After Gould’s missed field goal, Panthers rookie Brad Nortman helped fuel the Bears’ winning rally with a six-yard punt that gave the Bears possession at the Carolina 38 with 10:18 to go and the Panthers leading 19-7. The Bears drove 38 yards on seven plays for a touchdown, with Cutler hitting tight end Kellen Davis to cut the deficit to 19-14.
‘‘I didn’t hit it like I wanted to,’’ Nortman said. ‘‘That’s the danger of directional punting, especially under thise conditions. That was the windiest game I’ve faced in a long time. But that’s no excuse. I need to hit the ball better.’’
Devin Hester had punt returns for 11 and zero yards. But the Panthers didn’t give Hester a chance on kickoffs, squib-kicking seven times, giving them possession at their 43, 23, 20, 43, 42, 34 and 22.
‘‘If it’s going to help our offense get good field position, it’s a win for us,’’ Hester said. ‘‘I know it’s going to come eventualy. If they do it the whole season it’ll put us at the 40-yard line every time. It’s hard to beat this team when you put us at the 40-yard line.’’
Bennett, Marshall OK
Both Brandon Marshall and Earl Bennett were dinged during the game but were not seriously injured.
‘‘Just got tripped up,’’ said Marshall, who limped off the field and missed one play on the Bears’ fourth-quarter touchdown drive. ‘‘I felt a little tweak, but it’s one of those things where you just have to walk it off and it goes away. I feel great and was able to finish the game.’’
‘I’m good,’’ Bennett said. ‘‘I had the wind knocked out of me. But I’m all right.’’
Tim Jennings two interceptions gave him an NFL-leading six in seven games this season. He had seven in 92 career games coming into this season.

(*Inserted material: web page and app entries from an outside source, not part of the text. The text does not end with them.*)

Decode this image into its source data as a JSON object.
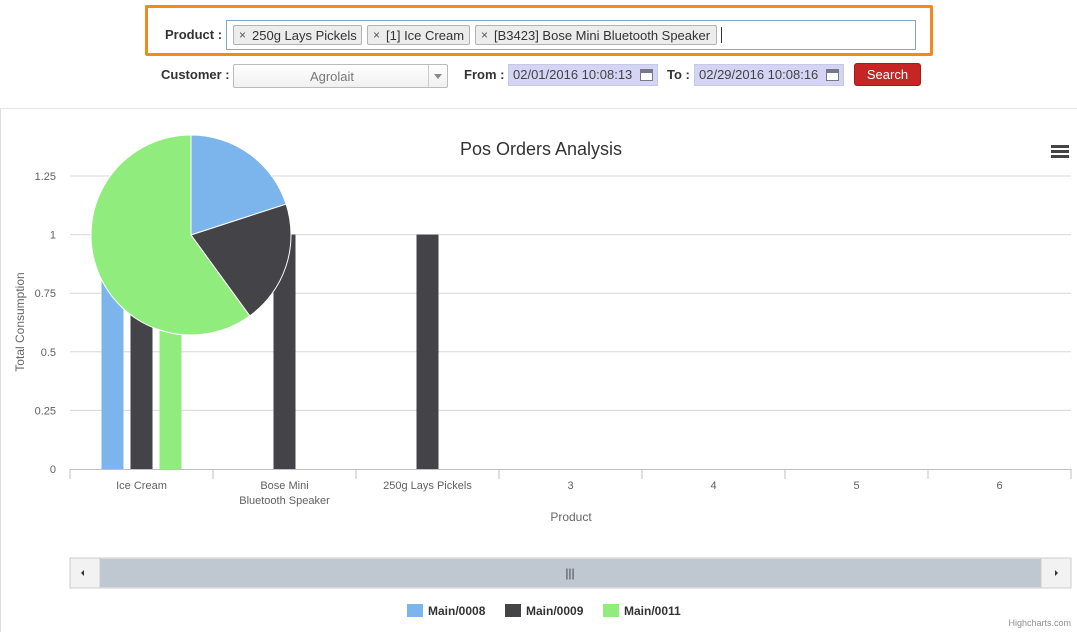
{
  "filters": {
    "product_label": "Product :",
    "product_tags": [
      "250g Lays Pickels",
      "[1] Ice Cream",
      "[B3423] Bose Mini Bluetooth Speaker"
    ],
    "remove_glyph": "×",
    "customer_label": "Customer :",
    "customer_value": "Agrolait",
    "from_label": "From :",
    "from_value": "02/01/2016 10:08:13",
    "to_label": "To :",
    "to_value": "02/29/2016 10:08:16",
    "search_label": "Search"
  },
  "icons": {
    "menu": "hamburger-menu-icon",
    "calendar": "calendar-icon",
    "remove": "close-icon",
    "dropdown": "chevron-down-icon"
  },
  "chart_data": [
    {
      "type": "bar",
      "title": "Pos Orders Analysis",
      "xlabel": "Product",
      "ylabel": "Total Consumption",
      "categories": [
        "Ice Cream",
        "Bose Mini Bluetooth Speaker",
        "250g Lays Pickels",
        "3",
        "4",
        "5",
        "6"
      ],
      "ylim": [
        0,
        1.25
      ],
      "yticks": [
        "0",
        "0.25",
        "0.5",
        "0.75",
        "1",
        "1.25"
      ],
      "grid": true,
      "legend": "bottom-center",
      "series": [
        {
          "name": "Main/0008",
          "color": "#7cb5ec",
          "values": [
            1,
            0,
            0,
            null,
            null,
            null,
            null
          ]
        },
        {
          "name": "Main/0009",
          "color": "#434348",
          "values": [
            1,
            1,
            1,
            null,
            null,
            null,
            null
          ]
        },
        {
          "name": "Main/0011",
          "color": "#90ed7d",
          "values": [
            1,
            0,
            0,
            null,
            null,
            null,
            null
          ]
        }
      ]
    },
    {
      "type": "pie",
      "slices": [
        {
          "color": "#7cb5ec",
          "value": 20
        },
        {
          "color": "#434348",
          "value": 20
        },
        {
          "color": "#90ed7d",
          "value": 60
        }
      ]
    }
  ],
  "credits": "Highcharts.com",
  "scrollbar": {
    "grip": "|||"
  }
}
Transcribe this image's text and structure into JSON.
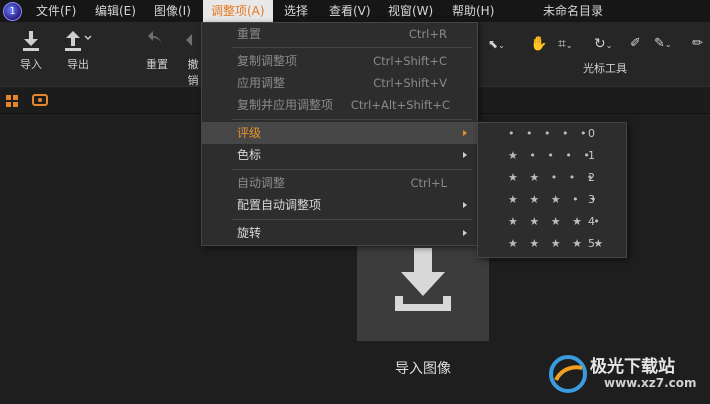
{
  "menubar": {
    "items": [
      "文件(F)",
      "编辑(E)",
      "图像(I)",
      "调整项(A)",
      "选择",
      "查看(V)",
      "视窗(W)",
      "帮助(H)"
    ],
    "document_title": "未命名目录"
  },
  "toolbar": {
    "import_label": "导入",
    "export_label": "导出",
    "reset_label": "重置",
    "undo_label": "撤销",
    "cursor_tools_label": "光标工具"
  },
  "adjust_menu": {
    "items": [
      {
        "label": "重置",
        "shortcut": "Ctrl+R",
        "state": "disabled"
      },
      {
        "label": "复制调整项",
        "shortcut": "Ctrl+Shift+C",
        "state": "disabled"
      },
      {
        "label": "应用调整",
        "shortcut": "Ctrl+Shift+V",
        "state": "disabled"
      },
      {
        "label": "复制并应用调整项",
        "shortcut": "Ctrl+Alt+Shift+C",
        "state": "disabled"
      },
      {
        "label": "评级",
        "shortcut": "",
        "state": "highlighted"
      },
      {
        "label": "色标",
        "shortcut": "",
        "state": "enabled"
      },
      {
        "label": "自动调整",
        "shortcut": "Ctrl+L",
        "state": "disabled"
      },
      {
        "label": "配置自动调整项",
        "shortcut": "",
        "state": "enabled"
      },
      {
        "label": "旋转",
        "shortcut": "",
        "state": "enabled"
      }
    ]
  },
  "rating_submenu": {
    "items": [
      {
        "stars": "• • • • •",
        "value": "0"
      },
      {
        "stars": "★ • • • •",
        "value": "1"
      },
      {
        "stars": "★ ★ • • •",
        "value": "2"
      },
      {
        "stars": "★ ★ ★ • •",
        "value": "3"
      },
      {
        "stars": "★ ★ ★ ★ •",
        "value": "4"
      },
      {
        "stars": "★ ★ ★ ★ ★",
        "value": "5"
      }
    ]
  },
  "main": {
    "import_image_label": "导入图像"
  },
  "watermark": {
    "name": "极光下载站",
    "url": "www.xz7.com"
  }
}
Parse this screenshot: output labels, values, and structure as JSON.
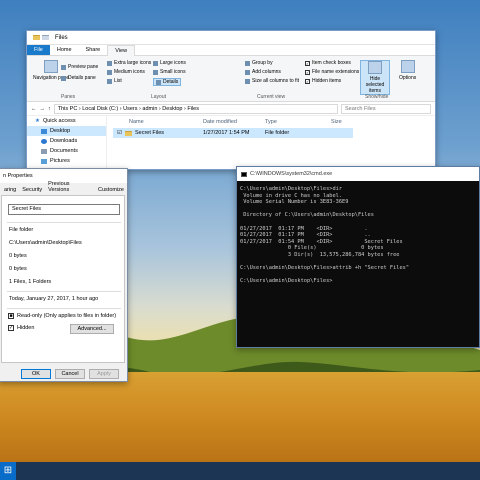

Cam Newton’s pass plays of 62 yards to Brandon LaFell and 47 to Steve Smith were the longest plays against the Bears’ defense this season. Their previous long play was a 34-yard pass against the Jaguars.
Adam Podlesh, who came into the game ranked 30th in the NFL in net average (38.1), averaged 44.8 on four kicks against the Panthers.
Jay Cutler, who came into the game leading the NFL in fourth-quarter passer rating (125.0), was 12-of-14 for 106 yards and a touchdown in the fourth quarter Sunday, a 122.0 rating. Cutler’s passer rating was 37.8 through three quarters (7-of-14, 80 yards, one interception). He finished the game at 83.3.
With Cutler’s two fumbles and interception, the Bears were minus-1 in turnover differential to drop to plus-12 for the season. It was the second time this season with a negative differential. They were minus-2 in the loss to the Packers in Week 2.
Rookie Shea McClellin made only one tackle, but it helped make a difference. McClellin, whose main role is to rush the passer, stopped DeAngelo Williams for a three-yard loss at the Bears 13-yard line that helped force the Panthers to settle for a 31-yard field goal that made it 13-7 with 4:31 left in the first half.
‘‘We had a line stunt on and I happened to be in the right place at the right time,’’ McClellin said. ‘‘I was happy, but it’s just one play.’’
Corey Wootton had a pass deflection that also helped force the Panthers to settle for a field goal. Armando Allen, Bennett, Kyle Adams, Craig Steltz, Weems and Wootton all handled squib kickoffs without incident. Stephen Paea also had a tackle-for-loss.